At a hearing Tuesday, commenters said provisions in the regulations would discourage broker-dealers from offering their services in Massachusetts. Several speakers also urged the Securities Division to hold off on new state-level regulations until officials can gauge the impact of the SEC’s new rule, which is known as Regulation Best Interest and takes effect in June 2020.
Greater Boston Chamber of Commerce President and CEO James Rooney described brokerage accounts as a low-cost, low-barrier entry into investing and wealth-building, with advice that is often free and can help people to save for college, retirement or buying a home. He said firms that offer brokerage services may cease to do so, deciding compliance is too difficult or costly.
For those firms that continue to offer brokerage services, the rule proposed in Massachusetts would require that broker-dealers provide the same ongoing advice and guidance as investment advisors, lumping the two into the same category even though they provide different services, Rooney said in written testimony. Under the proposed rule clients will likely be redirected to a more expensive investment advisor model to ensure compliance or face additional fees for the costs of continuous monitoring, creating unnecessary barriers for consumers.
Fidelity Investments’ Pamela Everhart said an estimated 98 percent of low- and middle-income consumers choose to open brokerage accounts to receive point-in-time brokerage advice rather than choosing ongoing advice provided by an investment advisor for a fee.

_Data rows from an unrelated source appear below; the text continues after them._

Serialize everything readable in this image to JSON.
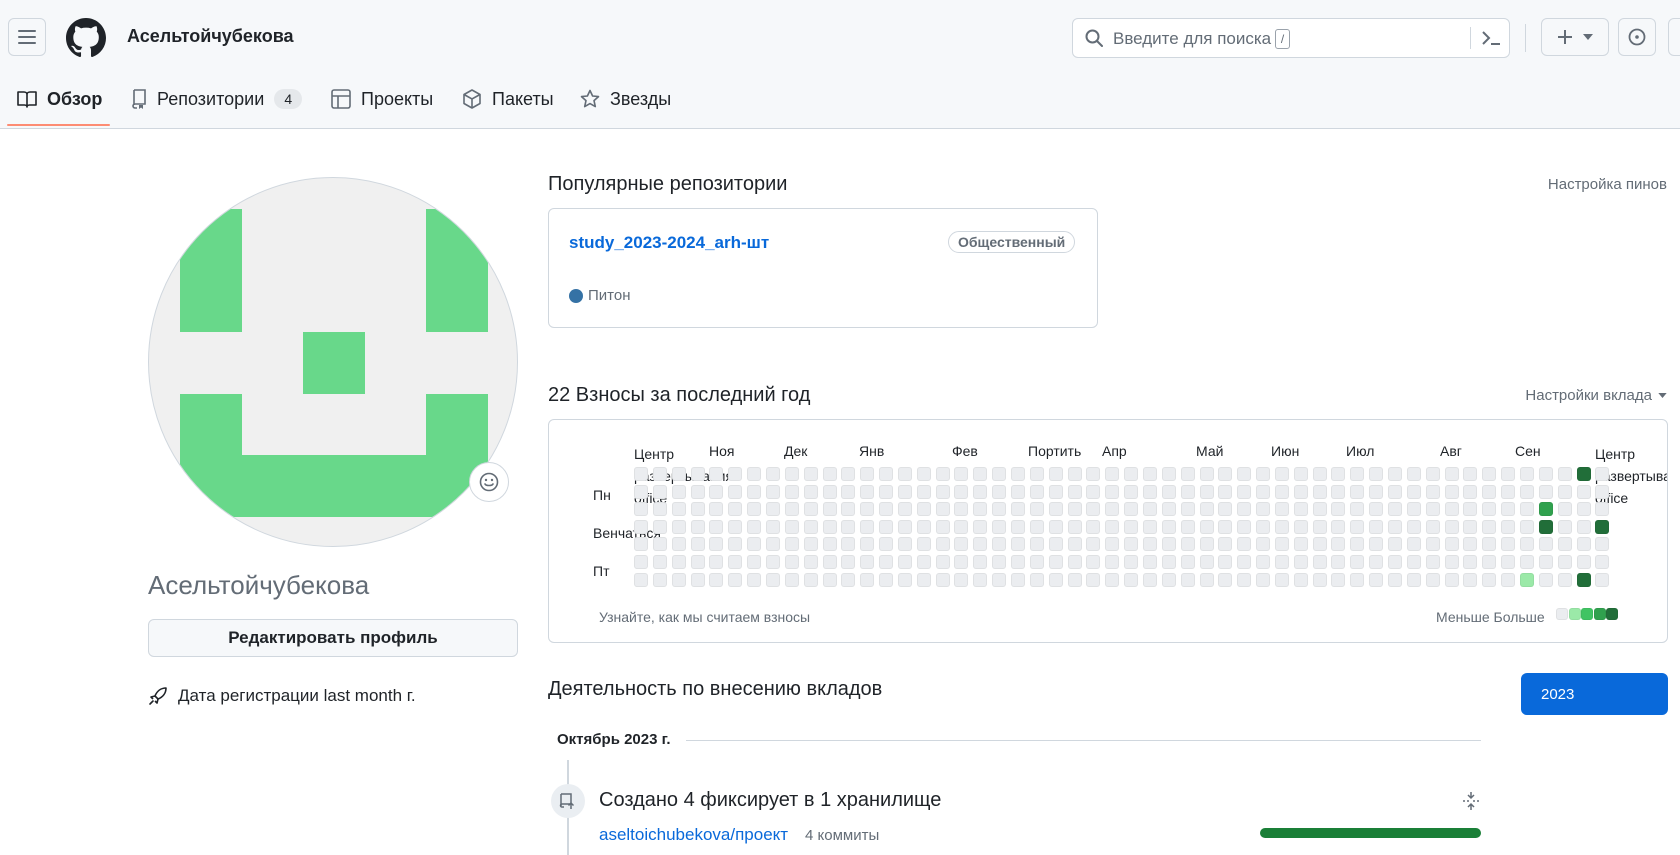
{
  "header": {
    "username": "Асельтойчубекова",
    "search_placeholder": "Введите для поиска",
    "search_shortcut": "/"
  },
  "tabs": [
    {
      "label": "Обзор",
      "icon": "book-icon"
    },
    {
      "label": "Репозитории",
      "icon": "repo-icon",
      "count": "4"
    },
    {
      "label": "Проекты",
      "icon": "table-icon"
    },
    {
      "label": "Пакеты",
      "icon": "package-icon"
    },
    {
      "label": "Звезды",
      "icon": "star-icon"
    }
  ],
  "profile": {
    "name": "Асельтойчубекова",
    "edit_label": "Редактировать профиль",
    "joined": "Дата регистрации last month г.",
    "avatar_color": "#68d88a"
  },
  "pinned": {
    "heading": "Популярные репозитории",
    "customize": "Настройка пинов",
    "repo": {
      "name": "study_2023-2024_arh-шт",
      "visibility": "Общественный",
      "language": "Питон",
      "language_color": "#3572A5"
    }
  },
  "contributions": {
    "heading": "22 Взносы за последний год",
    "settings": "Настройки вклада",
    "months": [
      "Центр развертывания office",
      "Ноя",
      "Дек",
      "Янв",
      "Фев",
      "Портить",
      "Апр",
      "Май",
      "Июн",
      "Июл",
      "Авг",
      "Сен",
      "Центр развертывания office"
    ],
    "days": [
      "Пн",
      "Венчаться",
      "Пт"
    ],
    "learn_link": "Узнайте, как мы считаем взносы",
    "legend_less_more": "Меньше Больше",
    "legend_colors": [
      "#ebedf0",
      "#9be9a8",
      "#40c463",
      "#30a14e",
      "#216e39"
    ],
    "active_cells": [
      {
        "week": 50,
        "day": 0,
        "level": 4
      },
      {
        "week": 48,
        "day": 2,
        "level": 3
      },
      {
        "week": 48,
        "day": 3,
        "level": 4
      },
      {
        "week": 51,
        "day": 3,
        "level": 4
      },
      {
        "week": 47,
        "day": 6,
        "level": 1
      },
      {
        "week": 50,
        "day": 6,
        "level": 4
      }
    ]
  },
  "activity": {
    "heading": "Деятельность по внесению вкладов",
    "year": "2023",
    "month_label": "Октябрь 2023 г.",
    "title": "Создано 4 фиксирует в 1 хранилище",
    "repo": "aseltoichubekova/проект",
    "commits": "4 коммиты"
  }
}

Kent Mason of the Washington, D.C. law firm Davis and Harman said elements of the proposal would be unworkable for broker-dealers and said the regulatory amendments’ language around avoiding, eliminating or mitigating conflicts of interest is vague.

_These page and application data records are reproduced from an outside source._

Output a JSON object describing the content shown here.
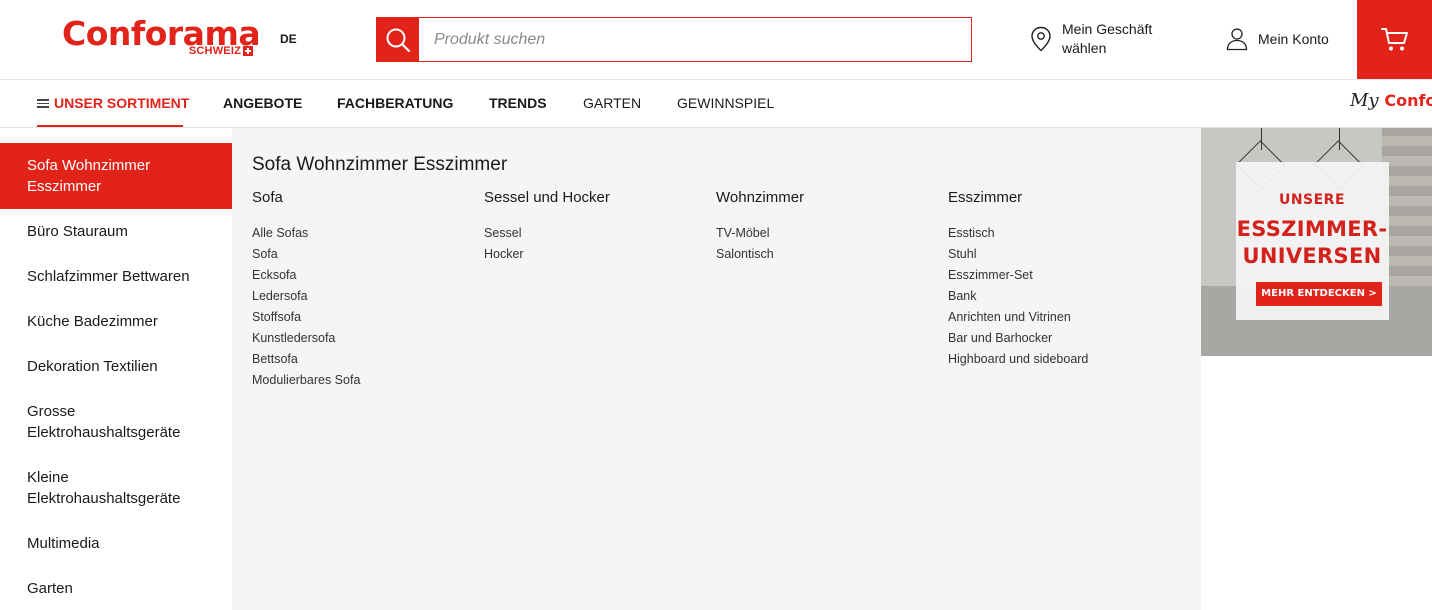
{
  "header": {
    "logo_text": "Conforama",
    "logo_sub": "SCHWEIZ",
    "language": "DE",
    "search_placeholder": "Produkt suchen",
    "store_line1": "Mein Geschäft",
    "store_line2": "wählen",
    "account_label": "Mein Konto"
  },
  "nav": {
    "items": [
      "UNSER SORTIMENT",
      "ANGEBOTE",
      "FACHBERATUNG",
      "TRENDS",
      "GARTEN",
      "GEWINNSPIEL"
    ],
    "myconfo_my": "My",
    "myconfo_brand": "Confo"
  },
  "sidebar": {
    "items": [
      "Sofa Wohnzimmer Esszimmer",
      "Büro Stauraum",
      "Schlafzimmer Bettwaren",
      "Küche Badezimmer",
      "Dekoration Textilien",
      "Grosse Elektrohaushaltsgeräte",
      "Kleine Elektrohaushaltsgeräte",
      "Multimedia",
      "Garten"
    ]
  },
  "panel": {
    "title": "Sofa Wohnzimmer Esszimmer",
    "columns": [
      {
        "heading": "Sofa",
        "links": [
          "Alle Sofas",
          "Sofa",
          "Ecksofa",
          "Ledersofa",
          "Stoffsofa",
          "Kunstledersofa",
          "Bettsofa",
          "Modulierbares Sofa"
        ]
      },
      {
        "heading": "Sessel und Hocker",
        "links": [
          "Sessel",
          "Hocker"
        ]
      },
      {
        "heading": "Wohnzimmer",
        "links": [
          "TV-Möbel",
          "Salontisch"
        ]
      },
      {
        "heading": "Esszimmer",
        "links": [
          "Esstisch",
          "Stuhl",
          "Esszimmer-Set",
          "Bank",
          "Anrichten und Vitrinen",
          "Bar und Barhocker",
          "Highboard und sideboard"
        ]
      }
    ]
  },
  "banner": {
    "line1": "UNSERE",
    "line2": "ESSZIMMER-",
    "line3": "UNIVERSEN",
    "button": "MEHR ENTDECKEN >"
  },
  "colors": {
    "brand_red": "#e2231a",
    "panel_bg": "#f5f5f5"
  }
}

What’s the difference between avoiding and eliminating? I don’t know, he said. If I can’t avoid it or eliminate it, do I have to mitigate it? I don’t know. If I have to mitigate it, how do I mitigate it? I don’t know. So if someone came to me and said, ‘Should we have brokerage business in Massachusetts,’ I’m a lawyer, I’d say, ‘You’re running an enormous risk because you’ve got a standard that no one understands.’

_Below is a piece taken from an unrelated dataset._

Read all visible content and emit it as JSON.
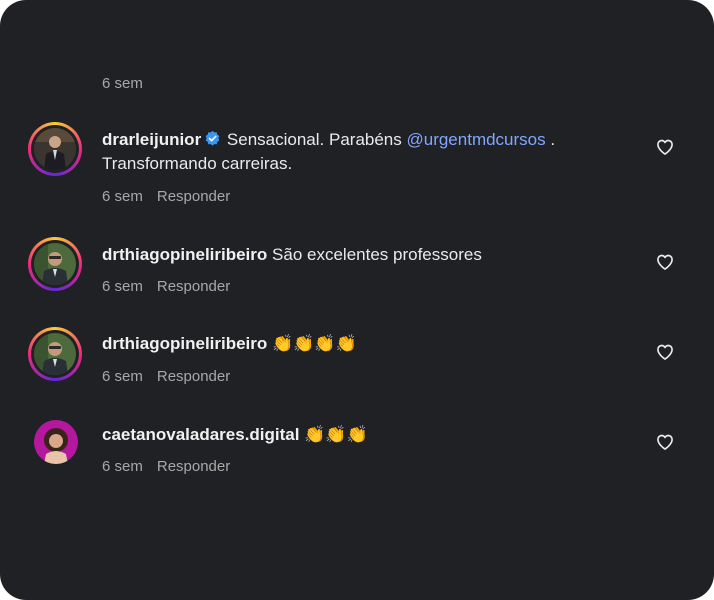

Galvin’s office, in a small business impact statement dated Dec. 13, said that it’s possible broker-dealers may decide not to open or expand in to Massachusetts if they determine that being held to a fiduciary standard will be too costly or subject them to too much regulatory risk.
The impact statement said that any potential deterrent effect on new business formation would be substantially outweighed by avoiding costs associated with investors receiving conflicted financial advice and the ample and varied sources of financial advice that are already available here.
Individuals and business that seek to provide financial advice, but are unable or unwilling to treat their customers and clients with the appropriate care and loyalty present a substantial risk to investors, the statement said. The potentially catastrophic harm that can result from conflicted advice requires the rigorous approach embodied in the proposed regulations.
AARP Massachusetts, meanwhile, commended the division for its proposal, saying in written comments that all financial professionals who advise retail investors, including both broker-dealers and investment advisors, should be held to a fiduciary standard.
Retail investors are often confused about the fact that there are different types of financial professionals that all could potentially provide similar services, but be held to different standards of conduct, state director Michael Festa and state President Sandra Harris wrote in their testimony. Unlike institutional investors that are aided by their own financial expertise and sophistication, retail investors stand more vulnerable to exploitation by the financial services industry.
There are approximately 900 investment advisors registered in Massachusetts and 1,900 broker-dealers with at least one agent registered in the state, according to the Securities Division.
Read more on StateHouseNews.com.